● **Activity**
Exactly as given, output all the records that follow.

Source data
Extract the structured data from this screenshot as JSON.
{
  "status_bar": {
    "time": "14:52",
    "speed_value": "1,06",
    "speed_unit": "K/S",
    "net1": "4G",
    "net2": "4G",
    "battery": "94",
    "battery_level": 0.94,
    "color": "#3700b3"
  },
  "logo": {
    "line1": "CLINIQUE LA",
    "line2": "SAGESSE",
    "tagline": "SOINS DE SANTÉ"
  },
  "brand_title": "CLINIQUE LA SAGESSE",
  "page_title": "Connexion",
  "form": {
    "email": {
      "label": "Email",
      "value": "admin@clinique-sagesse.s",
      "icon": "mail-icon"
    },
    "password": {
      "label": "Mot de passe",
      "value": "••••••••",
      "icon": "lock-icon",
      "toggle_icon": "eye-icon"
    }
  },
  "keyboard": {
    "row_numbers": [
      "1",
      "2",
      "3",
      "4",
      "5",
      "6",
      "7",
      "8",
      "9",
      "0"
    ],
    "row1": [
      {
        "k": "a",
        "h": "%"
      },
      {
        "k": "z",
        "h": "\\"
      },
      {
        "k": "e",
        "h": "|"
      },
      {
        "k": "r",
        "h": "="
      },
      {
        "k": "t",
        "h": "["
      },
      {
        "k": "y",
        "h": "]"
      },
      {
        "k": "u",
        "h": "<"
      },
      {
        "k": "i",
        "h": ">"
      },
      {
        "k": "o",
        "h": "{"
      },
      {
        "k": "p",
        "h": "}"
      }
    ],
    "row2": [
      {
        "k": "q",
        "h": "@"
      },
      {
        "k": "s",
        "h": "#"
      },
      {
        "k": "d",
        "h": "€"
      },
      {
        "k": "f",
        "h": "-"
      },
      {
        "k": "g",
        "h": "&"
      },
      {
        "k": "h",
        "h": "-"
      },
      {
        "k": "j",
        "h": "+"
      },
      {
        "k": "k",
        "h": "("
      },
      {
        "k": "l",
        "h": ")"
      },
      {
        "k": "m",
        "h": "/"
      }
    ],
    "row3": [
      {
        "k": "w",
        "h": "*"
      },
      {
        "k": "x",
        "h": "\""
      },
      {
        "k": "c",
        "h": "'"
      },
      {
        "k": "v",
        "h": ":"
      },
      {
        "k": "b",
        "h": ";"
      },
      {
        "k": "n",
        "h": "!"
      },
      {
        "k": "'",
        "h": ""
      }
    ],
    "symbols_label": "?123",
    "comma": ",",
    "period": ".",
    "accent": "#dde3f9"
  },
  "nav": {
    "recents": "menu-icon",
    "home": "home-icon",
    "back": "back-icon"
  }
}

● **Response area**
Extract the structured data from this screenshot as JSON.
{
  "status_bar": {
    "time": "14:52",
    "speed_value": "1,06",
    "speed_unit": "K/S",
    "net1": "4G",
    "net2": "4G",
    "battery": "94",
    "battery_level": 0.94,
    "color": "#3700b3"
  },
  "logo": {
    "line1": "CLINIQUE LA",
    "line2": "SAGESSE",
    "tagline": "SOINS DE SANTÉ"
  },
  "brand_title": "CLINIQUE LA SAGESSE",
  "page_title": "Connexion",
  "form": {
    "email": {
      "label": "Email",
      "value": "admin@clinique-sagesse.s",
      "icon": "mail-icon"
    },
    "password": {
      "label": "Mot de passe",
      "value": "••••••••",
      "icon": "lock-icon",
      "toggle_icon": "eye-icon"
    }
  },
  "keyboard": {
    "row_numbers": [
      "1",
      "2",
      "3",
      "4",
      "5",
      "6",
      "7",
      "8",
      "9",
      "0"
    ],
    "row1": [
      {
        "k": "a",
        "h": "%"
      },
      {
        "k": "z",
        "h": "\\"
      },
      {
        "k": "e",
        "h": "|"
      },
      {
        "k": "r",
        "h": "="
      },
      {
        "k": "t",
        "h": "["
      },
      {
        "k": "y",
        "h": "]"
      },
      {
        "k": "u",
        "h": "<"
      },
      {
        "k": "i",
        "h": ">"
      },
      {
        "k": "o",
        "h": "{"
      },
      {
        "k": "p",
        "h": "}"
      }
    ],
    "row2": [
      {
        "k": "q",
        "h": "@"
      },
      {
        "k": "s",
        "h": "#"
      },
      {
        "k": "d",
        "h": "€"
      },
      {
        "k": "f",
        "h": "-"
      },
      {
        "k": "g",
        "h": "&"
      },
      {
        "k": "h",
        "h": "-"
      },
      {
        "k": "j",
        "h": "+"
      },
      {
        "k": "k",
        "h": "("
      },
      {
        "k": "l",
        "h": ")"
      },
      {
        "k": "m",
        "h": "/"
      }
    ],
    "row3": [
      {
        "k": "w",
        "h": "*"
      },
      {
        "k": "x",
        "h": "\""
      },
      {
        "k": "c",
        "h": "'"
      },
      {
        "k": "v",
        "h": ":"
      },
      {
        "k": "b",
        "h": ";"
      },
      {
        "k": "n",
        "h": "!"
      },
      {
        "k": "'",
        "h": ""
      }
    ],
    "symbols_label": "?123",
    "comma": ",",
    "period": ".",
    "accent": "#dde3f9"
  },
  "nav": {
    "recents": "menu-icon",
    "home": "home-icon",
    "back": "back-icon"
  }
}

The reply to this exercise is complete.